_Task directions_
Among the records, which lines hold the word "this"? Pick them out.

_Supplied records_

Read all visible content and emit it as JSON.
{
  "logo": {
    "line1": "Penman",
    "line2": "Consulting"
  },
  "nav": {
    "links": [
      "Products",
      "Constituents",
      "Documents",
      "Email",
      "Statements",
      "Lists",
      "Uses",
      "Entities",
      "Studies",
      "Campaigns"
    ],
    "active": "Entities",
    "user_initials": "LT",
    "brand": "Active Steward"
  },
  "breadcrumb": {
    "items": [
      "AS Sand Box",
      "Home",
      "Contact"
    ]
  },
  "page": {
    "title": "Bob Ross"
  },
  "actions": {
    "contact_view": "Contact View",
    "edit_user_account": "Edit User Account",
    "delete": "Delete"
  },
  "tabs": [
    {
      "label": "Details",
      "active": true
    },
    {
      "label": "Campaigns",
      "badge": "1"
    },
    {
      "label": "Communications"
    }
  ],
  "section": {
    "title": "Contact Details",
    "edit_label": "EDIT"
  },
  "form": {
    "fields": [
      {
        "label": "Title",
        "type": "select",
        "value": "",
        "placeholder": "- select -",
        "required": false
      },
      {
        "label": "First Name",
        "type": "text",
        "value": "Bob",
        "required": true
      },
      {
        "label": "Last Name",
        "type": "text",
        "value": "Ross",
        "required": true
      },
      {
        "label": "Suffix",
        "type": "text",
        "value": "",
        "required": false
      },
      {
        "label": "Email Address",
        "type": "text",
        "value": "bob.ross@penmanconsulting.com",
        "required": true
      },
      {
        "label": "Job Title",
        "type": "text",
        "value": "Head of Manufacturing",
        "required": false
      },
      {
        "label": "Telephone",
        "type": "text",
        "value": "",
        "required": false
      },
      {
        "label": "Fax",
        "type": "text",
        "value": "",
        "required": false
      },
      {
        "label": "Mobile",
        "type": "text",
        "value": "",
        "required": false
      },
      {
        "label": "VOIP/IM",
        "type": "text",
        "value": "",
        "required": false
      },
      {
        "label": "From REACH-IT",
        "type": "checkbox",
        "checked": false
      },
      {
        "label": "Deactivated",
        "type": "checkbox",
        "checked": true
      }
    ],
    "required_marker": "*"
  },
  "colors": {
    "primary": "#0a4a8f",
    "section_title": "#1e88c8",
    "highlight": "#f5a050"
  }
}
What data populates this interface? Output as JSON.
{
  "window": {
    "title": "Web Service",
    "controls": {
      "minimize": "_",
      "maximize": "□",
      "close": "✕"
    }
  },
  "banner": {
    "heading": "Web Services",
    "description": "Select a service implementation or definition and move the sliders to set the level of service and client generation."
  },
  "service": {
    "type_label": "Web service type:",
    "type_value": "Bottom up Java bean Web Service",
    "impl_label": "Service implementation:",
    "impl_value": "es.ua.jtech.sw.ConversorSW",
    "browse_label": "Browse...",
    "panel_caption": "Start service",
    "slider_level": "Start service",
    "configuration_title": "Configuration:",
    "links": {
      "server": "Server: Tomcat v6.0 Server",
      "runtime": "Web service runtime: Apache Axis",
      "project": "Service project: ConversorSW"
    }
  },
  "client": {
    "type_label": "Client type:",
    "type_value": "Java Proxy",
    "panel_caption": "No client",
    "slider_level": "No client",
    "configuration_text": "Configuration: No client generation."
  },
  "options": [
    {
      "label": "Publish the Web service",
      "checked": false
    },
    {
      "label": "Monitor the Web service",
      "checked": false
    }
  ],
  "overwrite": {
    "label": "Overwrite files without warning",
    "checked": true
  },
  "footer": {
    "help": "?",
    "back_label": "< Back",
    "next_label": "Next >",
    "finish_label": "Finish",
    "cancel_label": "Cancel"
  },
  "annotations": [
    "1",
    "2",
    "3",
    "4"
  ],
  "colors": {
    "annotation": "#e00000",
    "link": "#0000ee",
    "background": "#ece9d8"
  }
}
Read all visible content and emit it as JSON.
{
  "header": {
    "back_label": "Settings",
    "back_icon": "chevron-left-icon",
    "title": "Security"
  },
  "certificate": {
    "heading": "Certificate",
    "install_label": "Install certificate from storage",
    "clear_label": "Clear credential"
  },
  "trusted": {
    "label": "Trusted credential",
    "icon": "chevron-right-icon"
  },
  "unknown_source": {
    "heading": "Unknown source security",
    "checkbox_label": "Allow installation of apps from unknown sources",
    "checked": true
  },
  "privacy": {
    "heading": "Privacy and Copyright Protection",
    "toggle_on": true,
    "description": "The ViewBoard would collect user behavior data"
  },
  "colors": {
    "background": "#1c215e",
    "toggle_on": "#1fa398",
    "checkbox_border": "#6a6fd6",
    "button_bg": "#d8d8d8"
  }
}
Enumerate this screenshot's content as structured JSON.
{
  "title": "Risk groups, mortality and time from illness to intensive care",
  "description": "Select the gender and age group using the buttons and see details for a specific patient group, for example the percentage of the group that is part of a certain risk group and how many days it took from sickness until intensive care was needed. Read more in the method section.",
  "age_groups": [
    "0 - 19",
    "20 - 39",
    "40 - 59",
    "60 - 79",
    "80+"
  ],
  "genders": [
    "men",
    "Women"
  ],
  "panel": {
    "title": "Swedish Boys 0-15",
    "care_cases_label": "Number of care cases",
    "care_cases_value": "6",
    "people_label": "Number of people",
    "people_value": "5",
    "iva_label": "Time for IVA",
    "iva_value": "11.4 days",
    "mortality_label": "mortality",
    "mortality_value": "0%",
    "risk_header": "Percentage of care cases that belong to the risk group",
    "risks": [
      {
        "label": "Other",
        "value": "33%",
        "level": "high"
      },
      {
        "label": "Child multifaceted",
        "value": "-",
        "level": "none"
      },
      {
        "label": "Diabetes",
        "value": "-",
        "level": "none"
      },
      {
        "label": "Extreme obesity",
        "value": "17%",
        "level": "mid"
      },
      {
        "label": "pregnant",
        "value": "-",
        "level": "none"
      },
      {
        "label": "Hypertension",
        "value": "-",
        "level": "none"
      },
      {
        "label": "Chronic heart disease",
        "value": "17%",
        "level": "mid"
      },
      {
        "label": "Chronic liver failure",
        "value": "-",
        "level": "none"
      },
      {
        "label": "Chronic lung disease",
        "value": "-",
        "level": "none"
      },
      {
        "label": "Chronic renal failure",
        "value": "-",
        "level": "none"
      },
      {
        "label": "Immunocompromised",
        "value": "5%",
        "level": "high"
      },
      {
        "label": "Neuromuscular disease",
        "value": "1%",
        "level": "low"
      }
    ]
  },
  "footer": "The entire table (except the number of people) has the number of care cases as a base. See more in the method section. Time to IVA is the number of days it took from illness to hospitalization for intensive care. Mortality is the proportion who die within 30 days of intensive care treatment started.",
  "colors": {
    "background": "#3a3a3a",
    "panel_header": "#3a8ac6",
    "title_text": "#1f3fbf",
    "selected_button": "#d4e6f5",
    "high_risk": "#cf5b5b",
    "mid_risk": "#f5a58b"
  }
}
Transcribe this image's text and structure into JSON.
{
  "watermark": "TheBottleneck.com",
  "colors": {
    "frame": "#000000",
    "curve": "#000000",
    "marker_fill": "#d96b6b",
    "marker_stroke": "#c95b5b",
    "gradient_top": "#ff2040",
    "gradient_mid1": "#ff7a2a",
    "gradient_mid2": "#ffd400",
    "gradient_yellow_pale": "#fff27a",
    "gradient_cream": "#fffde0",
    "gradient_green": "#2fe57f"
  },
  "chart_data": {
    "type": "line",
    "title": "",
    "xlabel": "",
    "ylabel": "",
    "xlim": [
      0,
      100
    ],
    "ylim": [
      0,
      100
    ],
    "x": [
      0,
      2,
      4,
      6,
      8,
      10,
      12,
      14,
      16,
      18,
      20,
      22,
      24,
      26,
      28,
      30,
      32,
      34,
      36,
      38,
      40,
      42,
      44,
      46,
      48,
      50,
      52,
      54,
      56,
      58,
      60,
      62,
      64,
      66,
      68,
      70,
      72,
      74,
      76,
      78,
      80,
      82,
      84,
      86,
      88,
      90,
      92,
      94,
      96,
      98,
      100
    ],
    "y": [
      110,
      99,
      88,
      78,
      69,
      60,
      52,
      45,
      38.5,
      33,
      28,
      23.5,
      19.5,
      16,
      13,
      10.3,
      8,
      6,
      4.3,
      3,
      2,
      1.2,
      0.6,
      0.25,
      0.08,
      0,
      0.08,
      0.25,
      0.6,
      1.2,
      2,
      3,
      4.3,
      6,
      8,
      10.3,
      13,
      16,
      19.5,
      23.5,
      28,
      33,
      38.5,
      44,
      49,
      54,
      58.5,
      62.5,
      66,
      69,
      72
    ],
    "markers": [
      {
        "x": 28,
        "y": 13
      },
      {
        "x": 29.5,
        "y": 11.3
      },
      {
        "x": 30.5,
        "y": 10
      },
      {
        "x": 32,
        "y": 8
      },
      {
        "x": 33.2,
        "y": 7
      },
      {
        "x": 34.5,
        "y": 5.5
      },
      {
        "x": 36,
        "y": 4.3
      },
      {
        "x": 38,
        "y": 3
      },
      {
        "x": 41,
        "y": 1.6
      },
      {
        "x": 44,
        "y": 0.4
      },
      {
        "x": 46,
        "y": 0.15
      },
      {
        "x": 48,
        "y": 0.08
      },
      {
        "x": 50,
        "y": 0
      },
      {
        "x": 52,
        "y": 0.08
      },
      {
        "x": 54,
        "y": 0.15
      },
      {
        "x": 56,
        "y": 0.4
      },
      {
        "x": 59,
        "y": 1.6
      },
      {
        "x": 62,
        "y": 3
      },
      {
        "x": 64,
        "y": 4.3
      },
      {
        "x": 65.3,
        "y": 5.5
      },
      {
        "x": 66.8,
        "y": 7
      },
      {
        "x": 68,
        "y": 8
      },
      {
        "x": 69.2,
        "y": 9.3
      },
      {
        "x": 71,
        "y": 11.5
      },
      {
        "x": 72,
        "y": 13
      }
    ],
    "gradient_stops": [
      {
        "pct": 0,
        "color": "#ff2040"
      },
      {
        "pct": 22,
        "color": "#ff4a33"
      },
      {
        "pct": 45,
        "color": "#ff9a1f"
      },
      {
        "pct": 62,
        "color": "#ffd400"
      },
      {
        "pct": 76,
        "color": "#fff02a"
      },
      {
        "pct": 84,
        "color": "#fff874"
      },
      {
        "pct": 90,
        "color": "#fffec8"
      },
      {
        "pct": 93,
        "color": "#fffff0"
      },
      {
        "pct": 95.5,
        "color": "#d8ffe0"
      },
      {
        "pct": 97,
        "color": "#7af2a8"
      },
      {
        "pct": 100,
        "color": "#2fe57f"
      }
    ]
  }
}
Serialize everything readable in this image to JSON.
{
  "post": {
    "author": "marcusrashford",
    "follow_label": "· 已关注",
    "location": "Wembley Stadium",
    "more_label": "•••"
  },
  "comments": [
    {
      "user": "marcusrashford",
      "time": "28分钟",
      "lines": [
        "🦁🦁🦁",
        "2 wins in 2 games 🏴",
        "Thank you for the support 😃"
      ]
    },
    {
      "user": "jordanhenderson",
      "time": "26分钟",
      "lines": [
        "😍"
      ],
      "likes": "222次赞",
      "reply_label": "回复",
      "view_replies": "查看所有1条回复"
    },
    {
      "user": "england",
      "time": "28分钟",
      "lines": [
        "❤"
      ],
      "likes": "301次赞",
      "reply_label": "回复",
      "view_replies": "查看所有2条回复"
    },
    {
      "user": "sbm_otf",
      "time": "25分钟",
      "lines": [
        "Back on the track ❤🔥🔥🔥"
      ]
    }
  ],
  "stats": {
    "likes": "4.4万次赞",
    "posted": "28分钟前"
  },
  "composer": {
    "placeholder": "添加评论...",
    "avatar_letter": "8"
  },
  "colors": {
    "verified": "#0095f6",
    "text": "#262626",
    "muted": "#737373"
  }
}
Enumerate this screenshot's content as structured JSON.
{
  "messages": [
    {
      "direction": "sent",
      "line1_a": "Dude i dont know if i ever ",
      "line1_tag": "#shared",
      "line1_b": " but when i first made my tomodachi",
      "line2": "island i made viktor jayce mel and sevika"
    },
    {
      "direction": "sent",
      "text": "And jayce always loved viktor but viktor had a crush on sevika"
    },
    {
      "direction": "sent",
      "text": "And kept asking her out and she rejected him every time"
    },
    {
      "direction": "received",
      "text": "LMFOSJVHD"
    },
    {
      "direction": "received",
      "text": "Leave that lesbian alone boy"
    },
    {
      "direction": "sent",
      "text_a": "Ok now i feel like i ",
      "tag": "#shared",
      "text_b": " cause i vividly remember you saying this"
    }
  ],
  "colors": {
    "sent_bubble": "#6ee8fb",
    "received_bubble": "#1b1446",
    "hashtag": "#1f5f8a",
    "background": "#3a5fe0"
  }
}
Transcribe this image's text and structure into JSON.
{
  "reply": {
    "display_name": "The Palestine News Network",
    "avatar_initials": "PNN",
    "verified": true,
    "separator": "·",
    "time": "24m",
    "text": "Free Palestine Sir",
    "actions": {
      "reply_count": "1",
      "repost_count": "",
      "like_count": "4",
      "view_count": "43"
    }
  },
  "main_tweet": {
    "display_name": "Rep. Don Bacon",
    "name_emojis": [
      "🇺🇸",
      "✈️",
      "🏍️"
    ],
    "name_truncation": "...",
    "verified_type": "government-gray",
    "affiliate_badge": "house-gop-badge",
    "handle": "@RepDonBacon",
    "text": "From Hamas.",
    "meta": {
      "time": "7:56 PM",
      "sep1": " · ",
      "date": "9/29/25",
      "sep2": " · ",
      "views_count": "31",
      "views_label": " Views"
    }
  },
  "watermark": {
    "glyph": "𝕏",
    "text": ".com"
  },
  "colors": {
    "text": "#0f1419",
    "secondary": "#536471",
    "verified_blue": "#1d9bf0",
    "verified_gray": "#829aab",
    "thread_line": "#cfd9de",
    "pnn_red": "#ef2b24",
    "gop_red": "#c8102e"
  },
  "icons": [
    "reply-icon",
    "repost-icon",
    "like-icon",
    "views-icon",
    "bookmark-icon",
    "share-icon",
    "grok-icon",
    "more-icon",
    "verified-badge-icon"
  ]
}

_Your solution_
What data populates this interface? Output as JSON.
Enumerate this screenshot's content as structured JSON.
Transcribe this image's text and structure into JSON.
Serialize everything readable in this image to JSON.
Enumerate this screenshot's content as structured JSON.
      "text_b": " cause i vividly remember you saying this"
Transcribe this image's text and structure into JSON.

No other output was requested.